This week I traveled to Iowa. After visiting three cities where I delivered three speeches, met with two newspaper editorial boards, and held meetings with activists and community leaders – I left convinced that a sizable body of voters in Iowa want to work to change U.S. Middle East policy. From what I heard: they want U.S. leadership to be more balanced in seeking a resolution to the Arab-Israeli conflict; they want a responsible end to the Iraq war; and they are eager to know more about the Arab World and Islam.
I have been to Iowa to before and have, for almost three decades, attempted to bring Middle East issues to the center of the national electoral debate. Along the way, we’ve had some limited success. This year I am more hopeful.
Voters know that we are at war in the Middle East and they have deep suspicions about our policies in Iraq and across the region. After successive failures, embarrassments, and exposed "cover-ups" on a number of domestic and international matters, confidence in the Bush Administration is at an all-time low. People are concerned and want a change in direction. Over and again I heard the questions "What should we do?" and "How can we change course in the Middle East?"
What I told them is that the answers are there in the form of the Iraq Study Group, the Geneva Accords, and half dozen rather substantive think tank reports on issues ranging from getting it right in Afghanistan to making sense out of our efforts at public diplomacy. The new policy blueprints are available. What is needed is for leadership, and those who seek leadership, to embrace these proposals. And for that to happen, voters need to demand a more substantial debate. What I heard in Iowa was that voters are ready to do that.
I was excited by the enthusiasm I found. There is an effort underway to form a statewide grouping of concerned Iowans for responsible Middle East policy. They have begun to organize thousands of voters to join their effort and they seem confident that this will occur. The breadth of support for this fledgling movement is impressive. It includes Arabs and Jews, religious leaders from many denominations, peace activists and academics.
During one of my editorial board meetings in Iowa, I was asked a question by an astute journalist. Noting that Iowans are traditionally pacifistic and isolationist in foreign policy, concerned more about bread and butter issues than foreign policy, why, he wondered, since it so far away, would Iowans care about the Middle East.
My response was that the Middle East is no longer far away. It has become a domestic political issue, and Iowans know it. After decades of spending billions in foreign and military assistance to the Middle East, and repeatedly failing to help resolve (and in fact at times exacerbating) the region’s festering conflicts, we are now engaged in a war in that region.
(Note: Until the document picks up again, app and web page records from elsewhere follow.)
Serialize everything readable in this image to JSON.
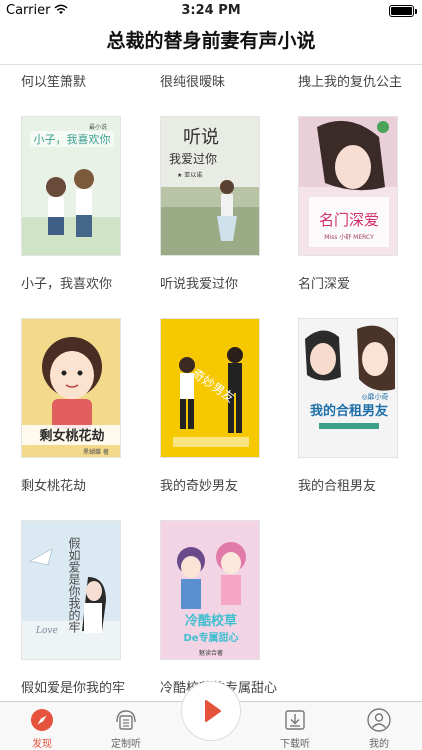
{
  "status_bar": {
    "carrier": "Carrier",
    "time": "3:24 PM"
  },
  "nav": {
    "title": "总裁的替身前妻有声小说"
  },
  "top_row": [
    "何以笙箫默",
    "很纯很暧昧",
    "拽上我的复仇公主"
  ],
  "books": [
    {
      "title": "小子，我喜欢你",
      "cover_text": "小子，我喜欢你",
      "cover_sub": "最小说"
    },
    {
      "title": "听说我爱过你",
      "cover_text": "听说",
      "cover_text2": "我爱过你",
      "cover_sub": "★ 亚以诺"
    },
    {
      "title": "名门深爱",
      "cover_text": "名门深爱",
      "cover_sub": "Miss 小舒 MERCY"
    },
    {
      "title": "剩女桃花劫",
      "cover_text": "剩女桃花劫",
      "cover_sub": "黑蝴蝶 著"
    },
    {
      "title": "我的奇妙男友",
      "cover_text": "奇妙男友",
      "cover_sub": ""
    },
    {
      "title": "我的合租男友",
      "cover_text": "我的合租男友",
      "cover_sub": "◎靡小奇"
    },
    {
      "title": "假如爱是你我的牢",
      "cover_text": "假如爱是你我的牢",
      "cover_sub": "Love"
    },
    {
      "title": "冷酷校草的专属甜心",
      "cover_text": "冷酷校草",
      "cover_text2": "De专属甜心",
      "cover_sub": "魅读合著"
    }
  ],
  "tabs": [
    {
      "label": "发现",
      "icon": "compass-icon",
      "active": true
    },
    {
      "label": "定制听",
      "icon": "headphones-book-icon",
      "active": false
    },
    {
      "label": "下载听",
      "icon": "download-icon",
      "active": false
    },
    {
      "label": "我的",
      "icon": "user-icon",
      "active": false
    }
  ],
  "colors": {
    "accent": "#e5533c",
    "tab_inactive": "#666666"
  }
}
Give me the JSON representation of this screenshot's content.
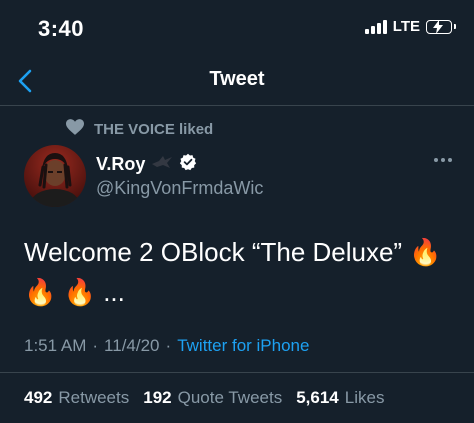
{
  "status_bar": {
    "time": "3:40",
    "network": "LTE"
  },
  "nav": {
    "title": "Tweet"
  },
  "social_context": {
    "text": "THE VOICE liked"
  },
  "author": {
    "display_name": "V.Roy",
    "handle": "@KingVonFrmdaWic"
  },
  "tweet": {
    "text": "Welcome 2 OBlock “The Deluxe” 🔥\n🔥 🔥 ...",
    "time": "1:51 AM",
    "separator": "·",
    "date": "11/4/20",
    "separator2": "·",
    "source": "Twitter for iPhone"
  },
  "stats": {
    "retweets_count": "492",
    "retweets_label": "Retweets",
    "quotes_count": "192",
    "quotes_label": "Quote Tweets",
    "likes_count": "5,614",
    "likes_label": "Likes"
  },
  "colors": {
    "background": "#15202b",
    "accent": "#1da1f2",
    "secondary_text": "#8899a6",
    "divider": "#38444d"
  },
  "icons": {
    "back": "chevron-left-icon",
    "heart": "heart-icon",
    "verified": "verified-badge-icon",
    "more": "more-horizontal-icon",
    "battery": "battery-charging-icon",
    "signal": "signal-bars-icon"
  }
}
We are losing lives and prestige, with the growing risk that we will lose more.
I have met with Iowa’s Arab and Jewish communities, Iowans who have worked in the Middle East, and those whose businesses export Iowa’s products to the Middle East or import products from the region. I also met mothers and fathers of Americans who serve in a variety of capacities in the Middle East. For them, the region is not so far away. They care because they know we are involved, and they know what is at stake. They know we are getting it wrong, and they want us to get it right.
After my maybe too-long answer, a colleague who had accompanied me to the meeting interrupted with a reply that "cut to the chase." She noted from the meetings we had had in the past few days, it was clear that Iowans do care. Hundreds of Iowans have already come forward to indicate that these issues were important to them, and more are sure to follow.
As if to make the point, two days later, former President Jimmy Carter came to Iowa to speak at one of the state’s most prestigious universities. Despite the ongoing effort to discredit his recent book Palestine: Peace, Not Apartheid, over 6,000 Iowans came to hear the former President and cheer his remarks. He received a standing ovation when he began and, more importantly, a standing ovation when he finished. I was pleased to hear that Carter’s final message to the assembled throng was the same as mine.
He encouraged them to challenge the candidates, saying "The main reason that I wanted to come to Iowa is to make sure you realize that you can also shape the outcome of the 2008 presidential election. At least you can have screened out the candidates in both parties who are not willing to address my intriguing and complex subject for this evening, Peace in the Middle East. If they won’t make this pledge to you, which I am going to read to you, do not support them.
"And this is it: ‘If elected President, I will do every thing possible to promote negotiations between the Israelis and Palestinians to achieve peace and security for Israel and a secure and contiguous state for the Palestinians.’
"If they won’t tell you that, do not support them."
From the reaction he got, it was clear that Carter’s view was shared not only by the Iowans I met but also the thousands who attended his lecture. They know America needs a new Middle East policy. They care, and they appear determined to challenge those who are running to share their concern.
God willing, it will happen.